■ TO DO ■
Leave out the pictures and repeat every record exactly.
*** Begin section ***
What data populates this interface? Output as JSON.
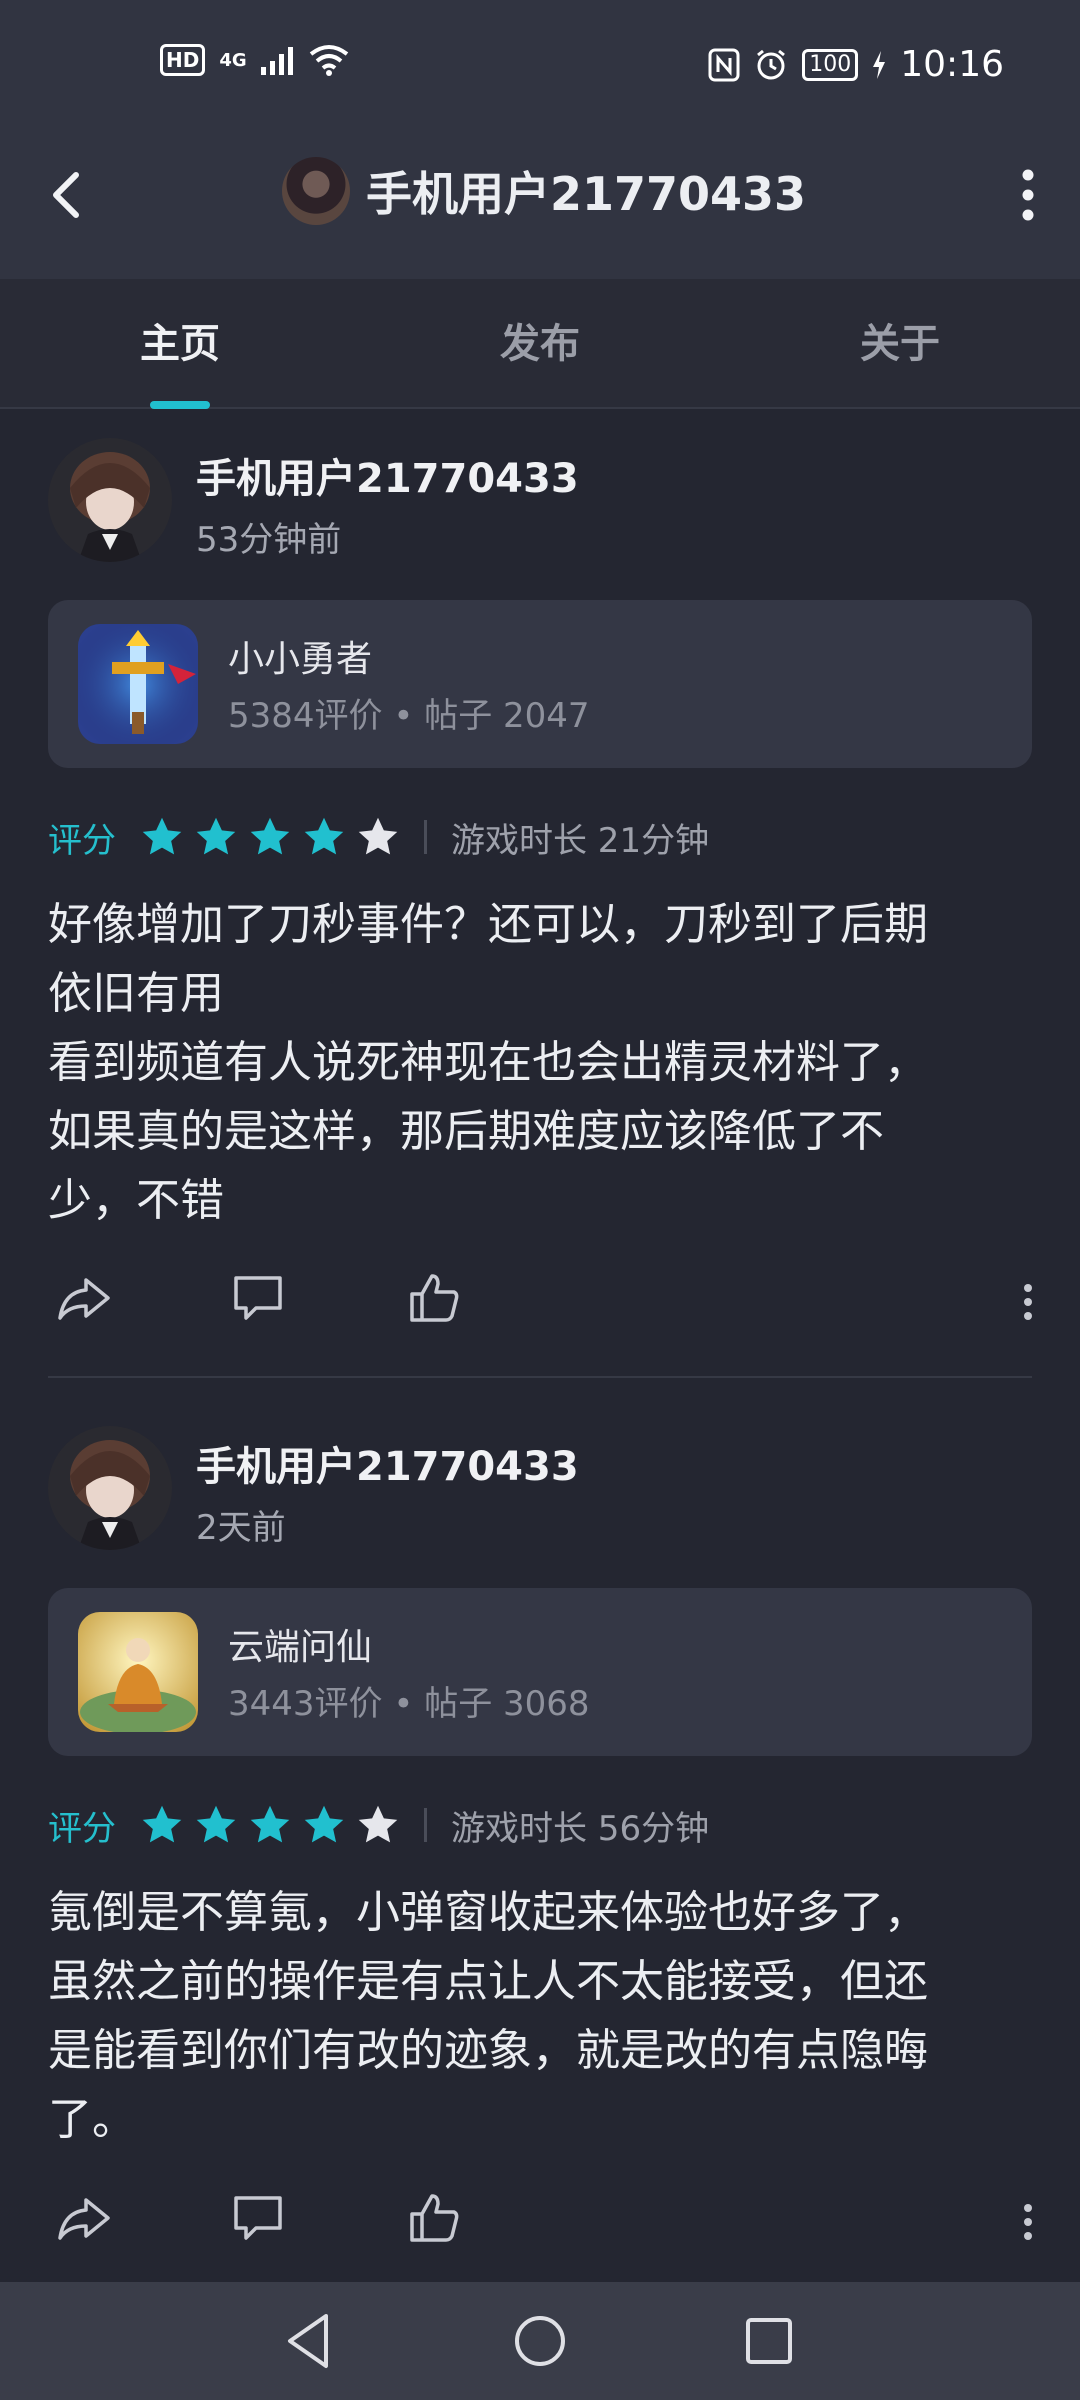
{
  "status_bar": {
    "hd": "HD",
    "network": "4G",
    "battery": "100",
    "time": "10:16"
  },
  "header": {
    "title": "手机用户21770433"
  },
  "tabs": [
    {
      "label": "主页",
      "active": true
    },
    {
      "label": "发布",
      "active": false
    },
    {
      "label": "关于",
      "active": false
    }
  ],
  "posts": [
    {
      "username": "手机用户21770433",
      "time": "53分钟前",
      "game": {
        "name": "小小勇者",
        "stats": "5384评价 • 帖子 2047",
        "icon": "sword-game-icon"
      },
      "rating_label": "评分",
      "stars": 4,
      "stars_total": 5,
      "playtime": "游戏时长 21分钟",
      "text": "好像增加了刀秒事件？还可以，刀秒到了后期\n依旧有用\n看到频道有人说死神现在也会出精灵材料了，\n如果真的是这样，那后期难度应该降低了不\n少，不错"
    },
    {
      "username": "手机用户21770433",
      "time": "2天前",
      "game": {
        "name": "云端问仙",
        "stats": "3443评价 • 帖子 3068",
        "icon": "immortal-game-icon"
      },
      "rating_label": "评分",
      "stars": 4,
      "stars_total": 5,
      "playtime": "游戏时长 56分钟",
      "text": "氪倒是不算氪，小弹窗收起来体验也好多了，\n虽然之前的操作是有点让人不太能接受，但还\n是能看到你们有改的迹象，就是改的有点隐晦\n了。"
    }
  ],
  "colors": {
    "accent": "#21c0cf",
    "background": "#242631",
    "card": "#343745"
  }
}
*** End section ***
■ WRITTEN SOLUTION ■
What data populates this interface? Output as JSON.
{
  "status_bar": {
    "hd": "HD",
    "network": "4G",
    "battery": "100",
    "time": "10:16"
  },
  "header": {
    "title": "手机用户21770433"
  },
  "tabs": [
    {
      "label": "主页",
      "active": true
    },
    {
      "label": "发布",
      "active": false
    },
    {
      "label": "关于",
      "active": false
    }
  ],
  "posts": [
    {
      "username": "手机用户21770433",
      "time": "53分钟前",
      "game": {
        "name": "小小勇者",
        "stats": "5384评价 • 帖子 2047",
        "icon": "sword-game-icon"
      },
      "rating_label": "评分",
      "stars": 4,
      "stars_total": 5,
      "playtime": "游戏时长 21分钟",
      "text": "好像增加了刀秒事件？还可以，刀秒到了后期\n依旧有用\n看到频道有人说死神现在也会出精灵材料了，\n如果真的是这样，那后期难度应该降低了不\n少，不错"
    },
    {
      "username": "手机用户21770433",
      "time": "2天前",
      "game": {
        "name": "云端问仙",
        "stats": "3443评价 • 帖子 3068",
        "icon": "immortal-game-icon"
      },
      "rating_label": "评分",
      "stars": 4,
      "stars_total": 5,
      "playtime": "游戏时长 56分钟",
      "text": "氪倒是不算氪，小弹窗收起来体验也好多了，\n虽然之前的操作是有点让人不太能接受，但还\n是能看到你们有改的迹象，就是改的有点隐晦\n了。"
    }
  ],
  "colors": {
    "accent": "#21c0cf",
    "background": "#242631",
    "card": "#343745"
  }
}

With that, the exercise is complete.